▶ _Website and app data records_
#####
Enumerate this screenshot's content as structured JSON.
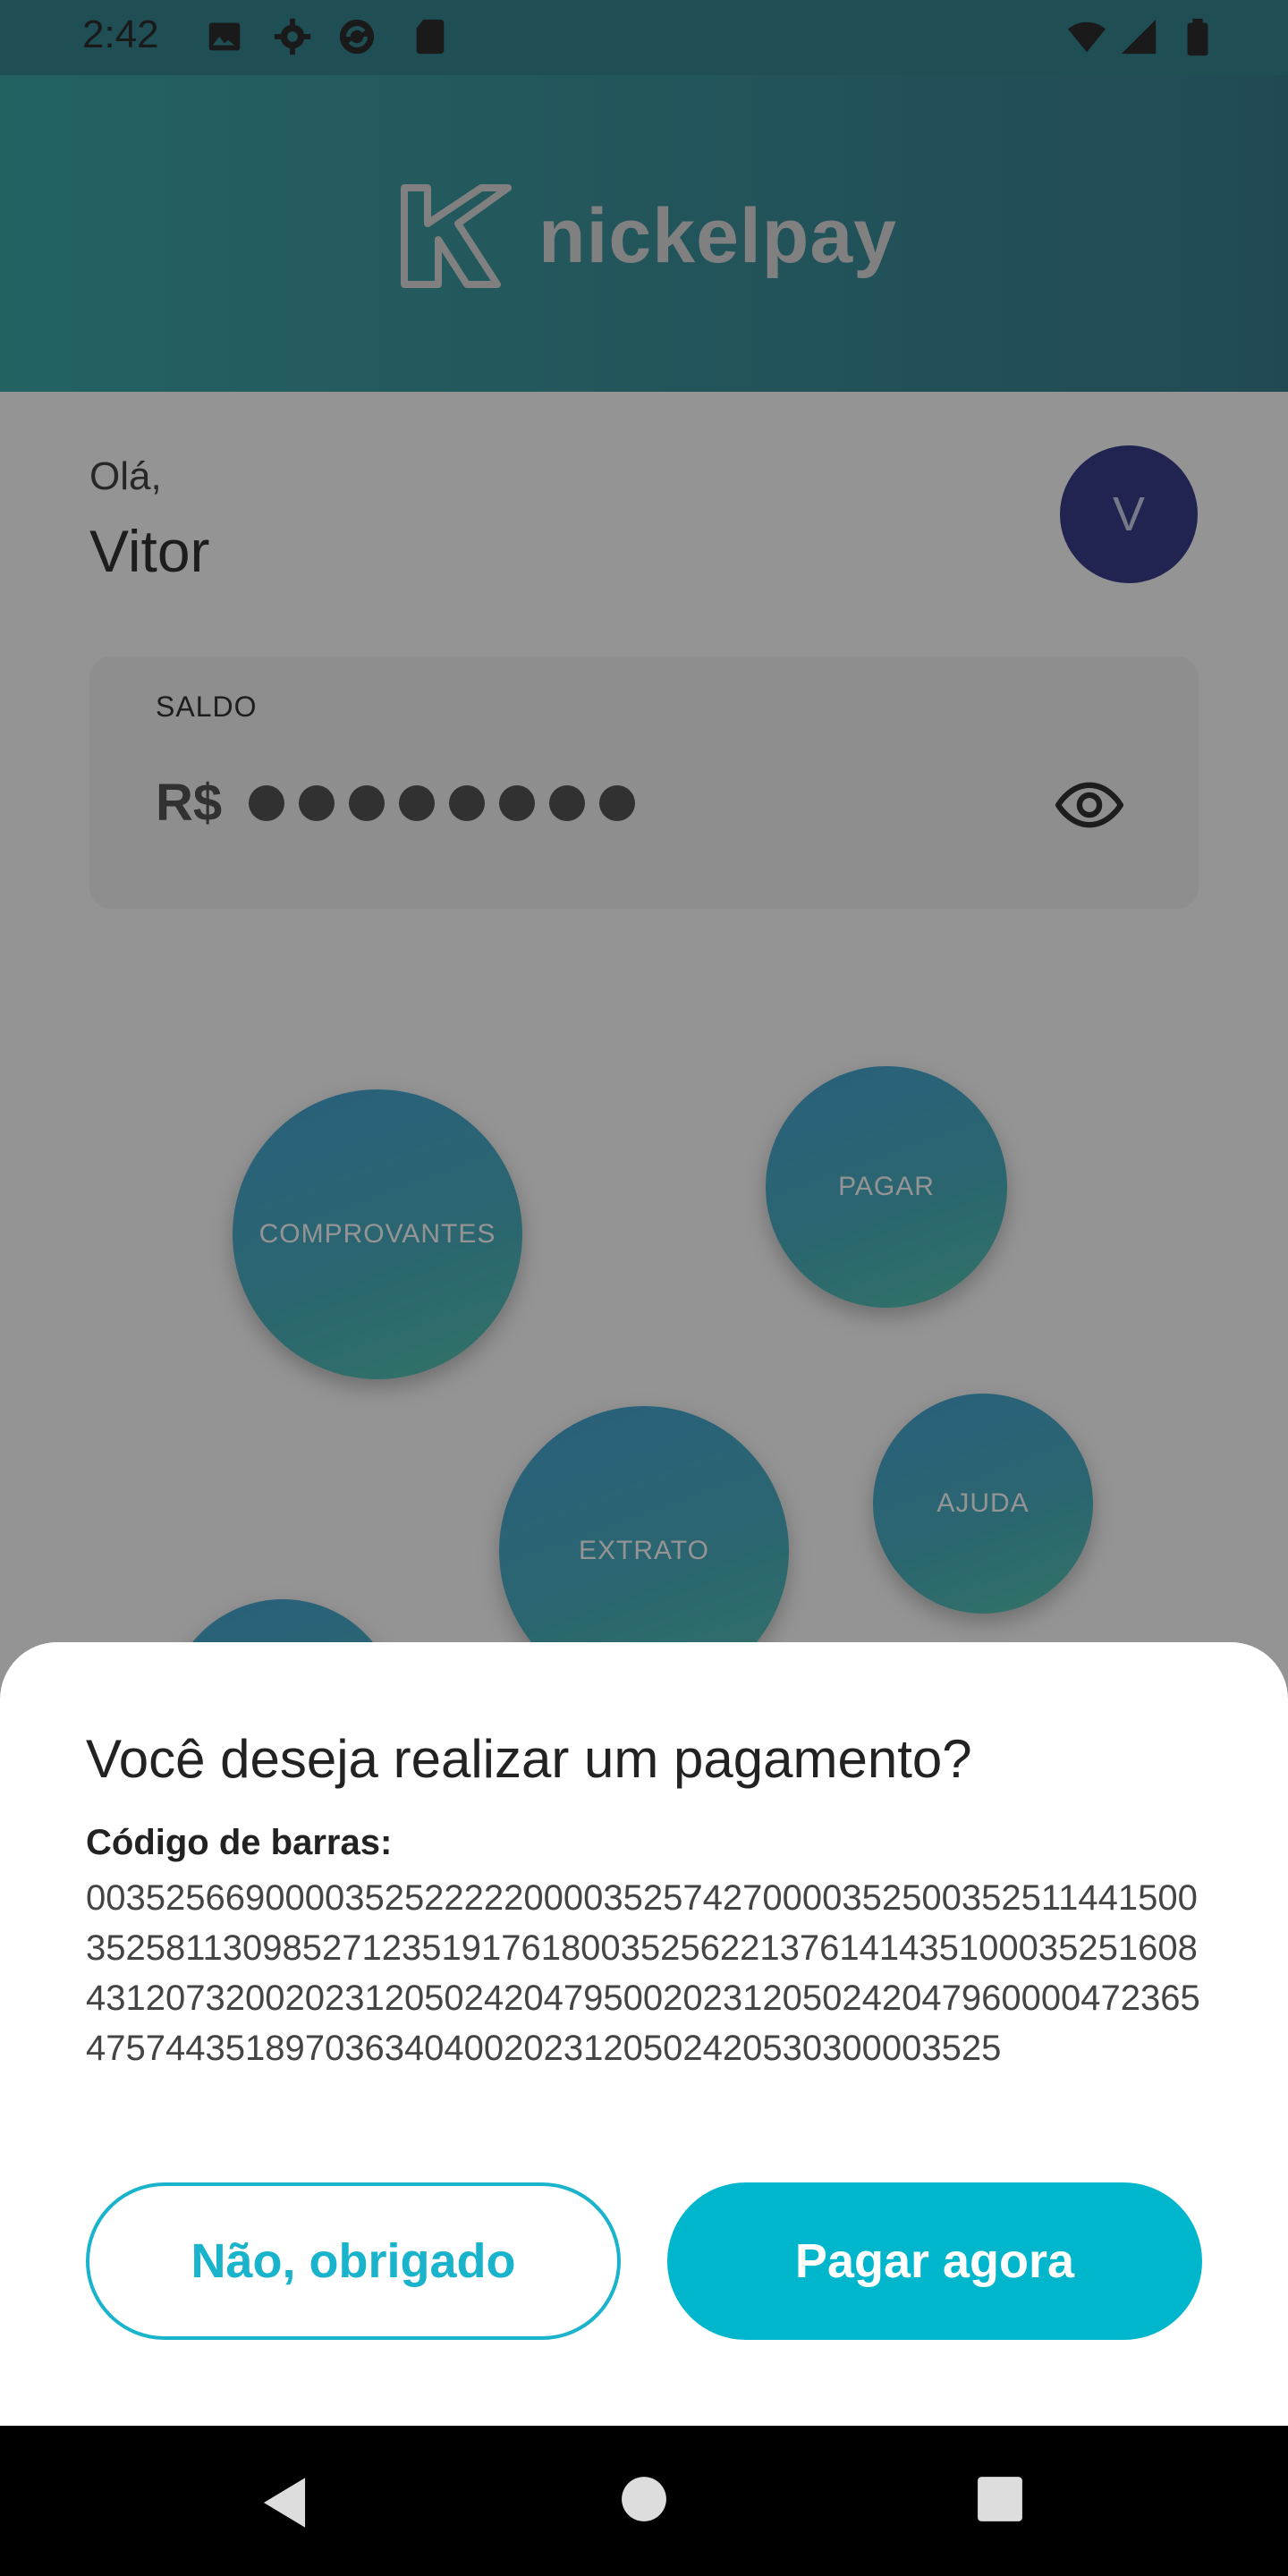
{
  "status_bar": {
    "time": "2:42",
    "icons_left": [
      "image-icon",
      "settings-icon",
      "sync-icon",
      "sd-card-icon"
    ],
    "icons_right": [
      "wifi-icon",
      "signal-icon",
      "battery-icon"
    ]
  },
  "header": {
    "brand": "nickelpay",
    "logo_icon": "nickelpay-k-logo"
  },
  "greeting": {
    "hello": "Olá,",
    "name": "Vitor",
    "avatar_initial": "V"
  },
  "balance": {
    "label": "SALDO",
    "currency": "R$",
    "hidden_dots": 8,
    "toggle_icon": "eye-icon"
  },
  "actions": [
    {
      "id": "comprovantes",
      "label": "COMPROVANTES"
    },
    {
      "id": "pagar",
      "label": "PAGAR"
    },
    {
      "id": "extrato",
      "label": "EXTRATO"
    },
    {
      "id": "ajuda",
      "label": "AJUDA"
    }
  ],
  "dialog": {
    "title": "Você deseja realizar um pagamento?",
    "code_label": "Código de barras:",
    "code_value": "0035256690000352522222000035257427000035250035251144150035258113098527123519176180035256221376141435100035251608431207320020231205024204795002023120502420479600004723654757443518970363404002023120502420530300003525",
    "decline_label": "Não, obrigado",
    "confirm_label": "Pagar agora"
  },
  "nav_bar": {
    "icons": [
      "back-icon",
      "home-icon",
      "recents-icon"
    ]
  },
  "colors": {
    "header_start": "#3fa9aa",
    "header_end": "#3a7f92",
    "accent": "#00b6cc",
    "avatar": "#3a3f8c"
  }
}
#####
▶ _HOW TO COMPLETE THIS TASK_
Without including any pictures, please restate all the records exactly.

▶ _EXERCISE ANSWER_
Enumerate this screenshot's content as structured JSON.
{
  "status_bar": {
    "time": "2:42",
    "icons_left": [
      "image-icon",
      "settings-icon",
      "sync-icon",
      "sd-card-icon"
    ],
    "icons_right": [
      "wifi-icon",
      "signal-icon",
      "battery-icon"
    ]
  },
  "header": {
    "brand": "nickelpay",
    "logo_icon": "nickelpay-k-logo"
  },
  "greeting": {
    "hello": "Olá,",
    "name": "Vitor",
    "avatar_initial": "V"
  },
  "balance": {
    "label": "SALDO",
    "currency": "R$",
    "hidden_dots": 8,
    "toggle_icon": "eye-icon"
  },
  "actions": [
    {
      "id": "comprovantes",
      "label": "COMPROVANTES"
    },
    {
      "id": "pagar",
      "label": "PAGAR"
    },
    {
      "id": "extrato",
      "label": "EXTRATO"
    },
    {
      "id": "ajuda",
      "label": "AJUDA"
    }
  ],
  "dialog": {
    "title": "Você deseja realizar um pagamento?",
    "code_label": "Código de barras:",
    "code_value": "0035256690000352522222000035257427000035250035251144150035258113098527123519176180035256221376141435100035251608431207320020231205024204795002023120502420479600004723654757443518970363404002023120502420530300003525",
    "decline_label": "Não, obrigado",
    "confirm_label": "Pagar agora"
  },
  "nav_bar": {
    "icons": [
      "back-icon",
      "home-icon",
      "recents-icon"
    ]
  },
  "colors": {
    "header_start": "#3fa9aa",
    "header_end": "#3a7f92",
    "accent": "#00b6cc",
    "avatar": "#3a3f8c"
  }
}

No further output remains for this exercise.